It might seem like one of the less exciting tasks out there, but taking minutes in a meeting is seriously important business. Meeting minutes have the benefit of providing structure to a meeting, and help determine any key issues discussed, as well as actually helping to drive action, and hold decisionmakers and stakeholders to account. For instance, minutes can be used as part of a project review, when measuring the progress of a project, and helps to set out who was responsible for what tasks and duties.
How to write board meeting minutes
With all that said, how do you actually go about writing the minutes of a meeting? Is there anything you can do to take accurate minutes while saving time? We have some ideas on how you can master the task.
Prepare before the meeting
If you find the idea of minute taking painful, a little preparation can help waylay the difficulties you find that you have with them.
First, do you know where you are meeting? Will everyone be attending in the same meeting room or will some people be telecommuting from a virtual office? Have you checked the equipment that you will be using to ensure that it works? Will you have everything that you need in the meeting room – notebooks, extra pens, folders, handouts for the meeting?
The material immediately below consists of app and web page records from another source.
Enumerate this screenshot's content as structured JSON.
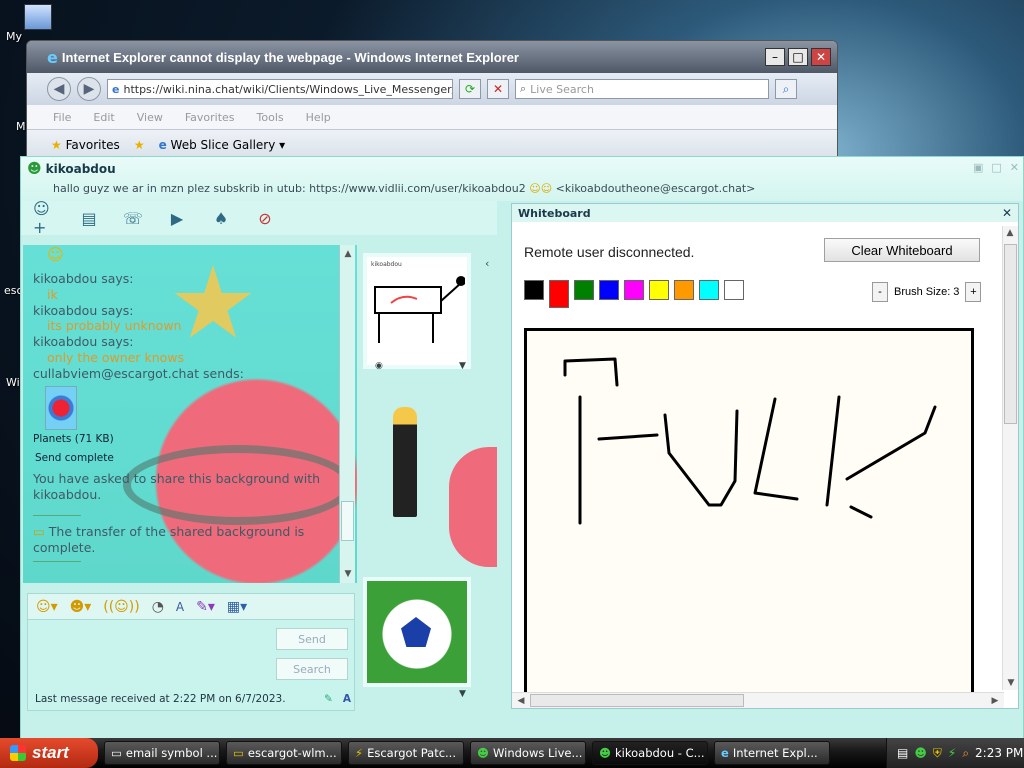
{
  "desktop": {
    "icon_labels": [
      "My",
      "M",
      "esc",
      "Wi"
    ]
  },
  "ie": {
    "title": "Internet Explorer cannot display the webpage - Windows Internet Explorer",
    "address": "https://wiki.nina.chat/wiki/Clients/Windows_Live_Messenger/Tu",
    "search_placeholder": "Live Search",
    "menus": [
      "File",
      "Edit",
      "View",
      "Favorites",
      "Tools",
      "Help"
    ],
    "favorites_label": "Favorites",
    "web_slice_label": "Web Slice Gallery"
  },
  "messenger": {
    "contact_name": "kikoabdou",
    "personal_message": "hallo guyz we ar in mzn plez subskrib in utub: https://www.vidlii.com/user/kikoabdou2",
    "contact_email": "<kikoabdoutheone@escargot.chat>",
    "chat": {
      "lines": [
        {
          "type": "says",
          "text": "kikoabdou says:"
        },
        {
          "type": "msg",
          "text": "ik"
        },
        {
          "type": "says",
          "text": "kikoabdou says:"
        },
        {
          "type": "msg",
          "text": "its probably unknown"
        },
        {
          "type": "says",
          "text": "kikoabdou says:"
        },
        {
          "type": "msg",
          "text": "only the owner knows"
        },
        {
          "type": "says",
          "text": "cullabviem@escargot.chat sends:"
        }
      ],
      "file_name": "Planets (71 KB)",
      "file_status": "Send complete",
      "share_notice": "You have asked to share this background with kikoabdou.",
      "transfer_notice": "The transfer of the shared background is complete."
    },
    "contact_pic_label": "kikoabdou",
    "send_label": "Send",
    "search_label": "Search",
    "status_text": "Last message received at 2:22 PM on 6/7/2023.",
    "whiteboard": {
      "title": "Whiteboard",
      "message": "Remote user disconnected.",
      "clear_label": "Clear Whiteboard",
      "brush_label": "Brush Size: 3",
      "colors": [
        "#000000",
        "#ff0000",
        "#008000",
        "#0000ff",
        "#ff00ff",
        "#ffff00",
        "#ff9900",
        "#00ffff",
        "#ffffff"
      ],
      "selected_color": "#ff0000"
    }
  },
  "taskbar": {
    "start_label": "start",
    "tasks": [
      {
        "label": "email symbol ...",
        "active": false
      },
      {
        "label": "escargot-wlm...",
        "active": false
      },
      {
        "label": "Escargot Patc...",
        "active": false
      },
      {
        "label": "Windows Live...",
        "active": false
      },
      {
        "label": "kikoabdou - C...",
        "active": true
      },
      {
        "label": "Internet Expl...",
        "active": false
      }
    ],
    "clock": "2:23 PM"
  }
}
Are you considering what technology you are using? Many a veteran minute taker is probably using shorthand – and if that works for you, great – but more people these days are using a laptop. This can save time in the meeting, as you can take a more accurate account of what is being said, but more importantly, will save you loads of time when it comes to organising and finalising the notes post-meeting.
Next, you should get your hands on the proposed agenda for the meeting. This helps make you aware of what to expect from the meeting and the order of priority.
When it comes to the meeting itself, you should ideally sit beside whoever is chairing the meeting. This makes it much easier to signal to the chair if you require clarification on anything that is being said. It’s also probably a good idea to draw yourself a rough seating chart – particularly if you don’t know every attendee!
During the meeting
Once the meeting starts the real challenge begins. If you are newer to taking meeting minutes, or even if you are well practiced, there are a few things that you should ask yourself as you take your notes.
Will the notes you are taking matter in the weeks and months to come? If no, delete it, if yes, add it in. You don’t need to add extraneous details to your draft minutes, it slows you down in the meeting and adds extra work as you are finalising the minutes.
- Don’t record any conversations word for word. Summarise what is being said, include the general cut and thrust of what is being said but don’t be verbose.
- On the other hand, when it comes to motions – record them word for word. You should embolden them for easy scanning too!
- Don’t add emotion to the minutes. Nobody needs to know that Mr. Johnson walked out in a huff.
- Don’t be afraid to speak up – didn’t hear the motion? Ask the person to clarify what they said. If you can’t interrupt, just make yourself a note and ask the chairperson for clarification later.
Okay, I have a load of notes – what do I do now?
Once the meeting has wrapped up, take your notes and rewrite them so that they are organised logically, grouped by projects, task, or theme.
Meetings can be messy so grab the agenda, as well as any reports or other documents that were passed around, and create a draft as soon as possible – that way, memory of the meeting will be fresh in your mind!
Once you have your draft, send it to the chairperson and ask them to review it for you before you send it out to the meeting participants. Once that is cleared, do a final quality check and then send around the minutes, ensuring you file them in the appropriate place.
If you require a meeting space, LEO can help. Whether it’s a large board meeting or a smaller gathering, LEO can give you the space you need for the perfect meeting. Click here to find the perfect LEO meeting room.